(INFORMATION GIVEN):
※ ※ ※

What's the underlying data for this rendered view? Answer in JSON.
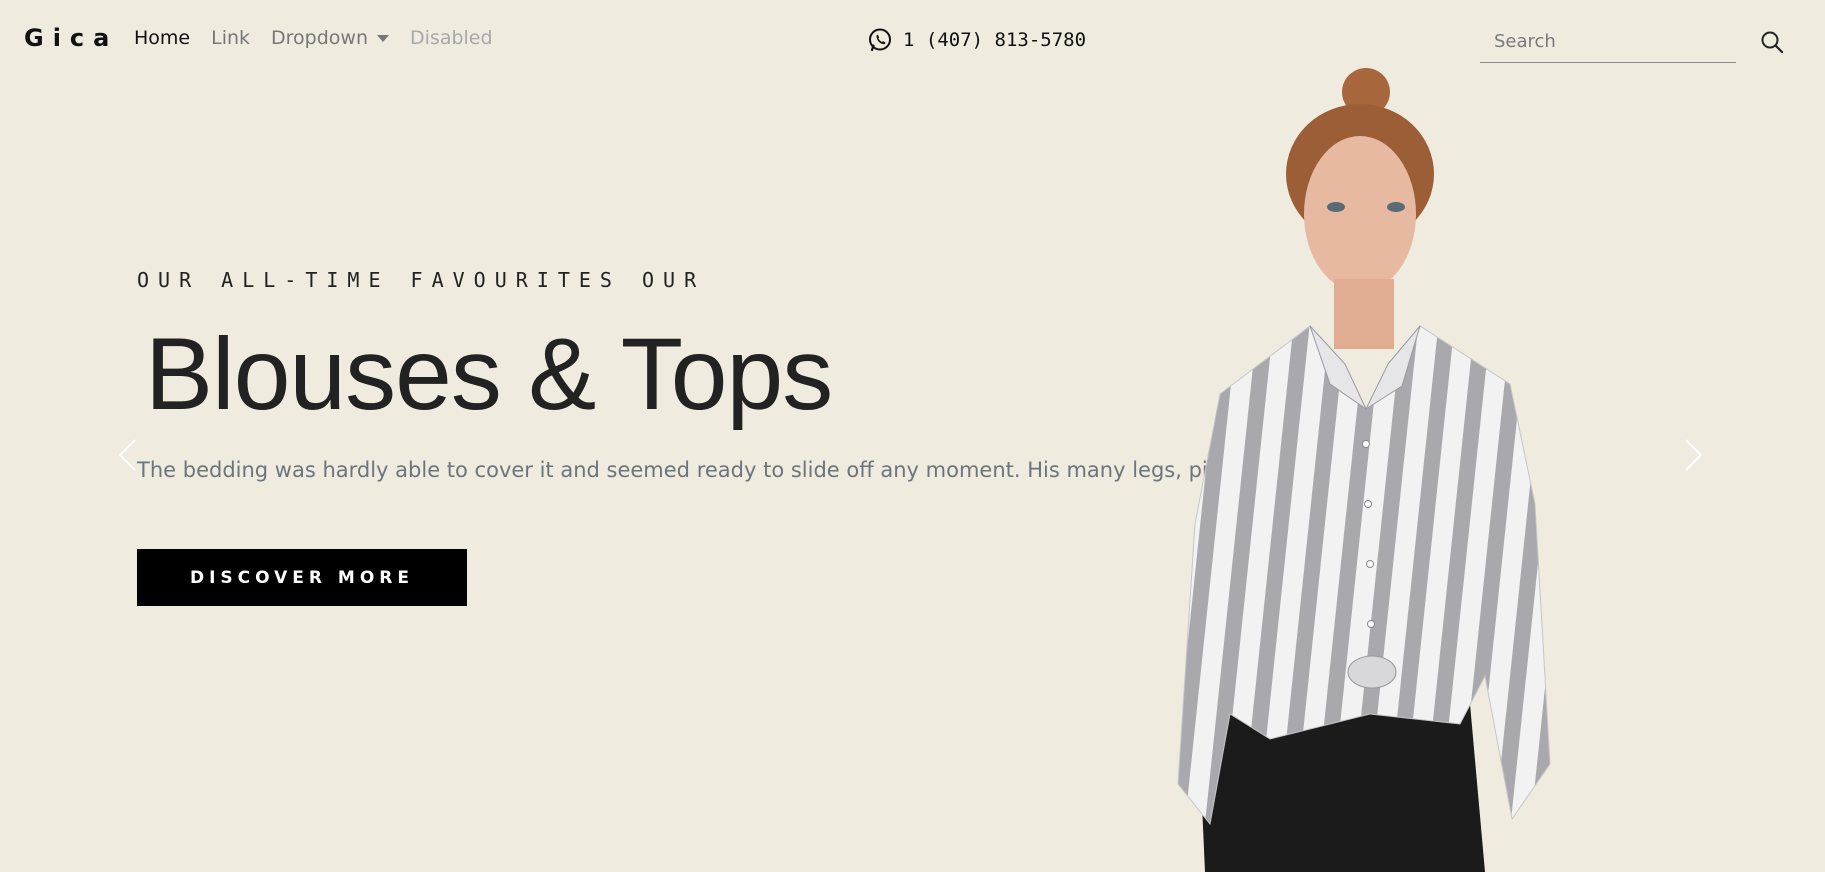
{
  "navbar": {
    "brand": "Gica",
    "links": [
      {
        "label": "Home",
        "state": "active"
      },
      {
        "label": "Link",
        "state": "normal"
      },
      {
        "label": "Dropdown",
        "state": "dropdown"
      },
      {
        "label": "Disabled",
        "state": "disabled"
      }
    ],
    "phone": "1 (407) 813-5780",
    "phone_icon": "whatsapp-icon",
    "search": {
      "placeholder": "Search",
      "value": ""
    },
    "search_icon": "search-icon"
  },
  "hero": {
    "eyebrow": "OUR ALL-TIME FAVOURITES OUR",
    "title": "Blouses & Tops",
    "description": "The bedding was hardly able to cover it and seemed ready to slide off any moment. His many legs, pit",
    "cta_label": "DISCOVER MORE",
    "prev_icon": "chevron-left-icon",
    "next_icon": "chevron-right-icon",
    "image": "model-striped-shirt"
  },
  "colors": {
    "background": "#efebdf",
    "text": "#222222",
    "muted": "#6c757d",
    "button_bg": "#000000",
    "button_text": "#ffffff"
  }
}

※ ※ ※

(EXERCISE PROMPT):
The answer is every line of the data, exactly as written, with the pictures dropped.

(ANSWER AREA):
What's the underlying data for this rendered view? Answer in JSON.
{
  "navbar": {
    "brand": "Gica",
    "links": [
      {
        "label": "Home",
        "state": "active"
      },
      {
        "label": "Link",
        "state": "normal"
      },
      {
        "label": "Dropdown",
        "state": "dropdown"
      },
      {
        "label": "Disabled",
        "state": "disabled"
      }
    ],
    "phone": "1 (407) 813-5780",
    "phone_icon": "whatsapp-icon",
    "search": {
      "placeholder": "Search",
      "value": ""
    },
    "search_icon": "search-icon"
  },
  "hero": {
    "eyebrow": "OUR ALL-TIME FAVOURITES OUR",
    "title": "Blouses & Tops",
    "description": "The bedding was hardly able to cover it and seemed ready to slide off any moment. His many legs, pit",
    "cta_label": "DISCOVER MORE",
    "prev_icon": "chevron-left-icon",
    "next_icon": "chevron-right-icon",
    "image": "model-striped-shirt"
  },
  "colors": {
    "background": "#efebdf",
    "text": "#222222",
    "muted": "#6c757d",
    "button_bg": "#000000",
    "button_text": "#ffffff"
  }
}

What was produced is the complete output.